"Paul von Hintze: a German Diplomat in Mexico (1911-1914)"
Supervisors: Prof. Dr. Julia Preciado (CIESAS), Prof. Dr. Servando Ortoll (Centro de Investigaciones Culturales-Museo), Prof. Dr. Ricardo Pérez Montfort (CIESAS), Prof. Dr. Stefan Rinke (FU Berlin)
Between 1911 and 1914 German foreign policy activity in Mexico was represented in the figure of the admiral and minister plenipotentiary Paul von Hintze. At the time, there were several major changes regarding the position of Germany and Mexico within the international state system. At the beginning of the Mexican Revolution, Germany had two objectives in their foreign policy: avoid any conflict with the U.S, and defend their economic interests in Mexico. My purpose in this work is to address the vision of Von Hintze regarding the political and military strategies of Presidents Francisco I. Madero and Victoriano Huerta. It is clear that, due to his military training Von Hintze’s position was very different form other “career” diplomats residing in Mexico.

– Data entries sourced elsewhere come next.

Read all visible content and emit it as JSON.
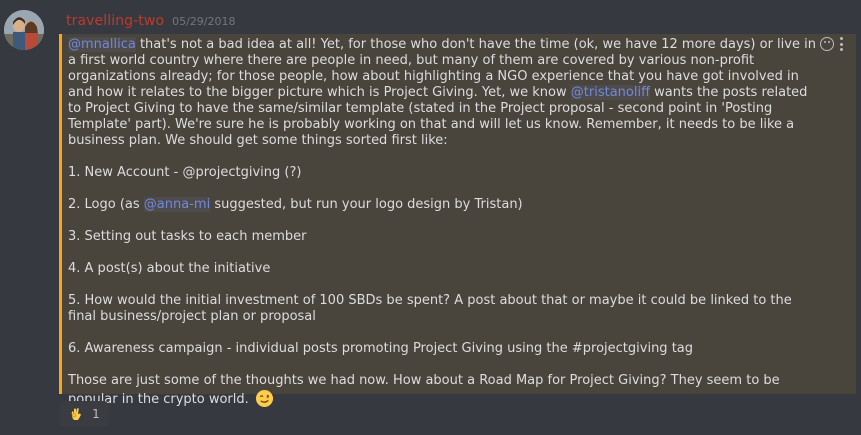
{
  "message": {
    "username": "travelling-two",
    "timestamp": "05/29/2018",
    "avatar_icon": "avatar-photo",
    "accent_color": "#faa61a",
    "username_color": "#c0392b",
    "paragraph1": {
      "mention1": "@mnallica",
      "text1": " that's not a bad idea at all! Yet, for those who don't have the time (ok, we have 12 more days) or live in a first world country where there are people in need, but many of them are covered by various non-profit organizations already; for those people, how about highlighting a NGO experience that you have got involved in and how it relates to the bigger picture which is Project Giving. Yet, we know ",
      "mention2": "@tristanoliff",
      "text2": " wants the posts related to Project Giving to have the same/similar template (stated in the Project proposal - second point in 'Posting Template' part). We're sure he is probably working on that and will let us know. Remember, it needs to be like a business plan. We should get some things sorted first like:"
    },
    "item1": "1. New Account - @projectgiving (?)",
    "item2": {
      "before": "2. Logo (as ",
      "mention": "@anna-mi",
      "after": " suggested, but run your logo design by Tristan)"
    },
    "item3": "3. Setting out tasks to each member",
    "item4": "4. A post(s) about the initiative",
    "item5": "5. How would the initial investment of 100 SBDs be spent? A post about that or maybe it could be linked to the final business/project plan or proposal",
    "item6": "6. Awareness campaign - individual posts promoting Project Giving using the #projectgiving tag",
    "closing": "Those are just some of the thoughts we had now. How about a Road Map for Project Giving? They seem to be popular in the crypto world.",
    "closing_emoji": "wink-emoji"
  },
  "actions": {
    "add_reaction_icon": "add-reaction-icon",
    "more_icon": "more-options-icon"
  },
  "reaction": {
    "emoji": "ok-hand-emoji",
    "count": "1"
  }
}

Through Paul von Hintze, we see that our understanding of the political times, daily life and German influence on Mexico during the first part of the Mexican Revolution, sheds a light on current events. Although Von Hintze could not fulfill his intentions while in Mexico, his strategies and skills as minister plenipotentiary were highly valued by the German government and especially the Kaiser Wilhelm. My biographical study of Von Hintze is based on the theory of state, imperialism, diplomatic relations and the theory of masculinity. In war scenarios, men were expected to enact certain behavioral patterns rooted in the rites and values of manhood. Heroism was the maximum expression, followed by sacrifice and martyrdom. Parting from nineteenth century tradition, the German residents of twentieth century Mexico received strong support from the Wilhelmine imperialism. This coincided with the recent creation of the nation state of Germany and its growing competition with other European nations, within a framework of economic expansionism. The economic interests and motives behind the intervention on the internal politics of Mexico, seen in countries like Germany, France, England and the United States, helps us clarify some aspects of German capitalism and its expansion on Latin America.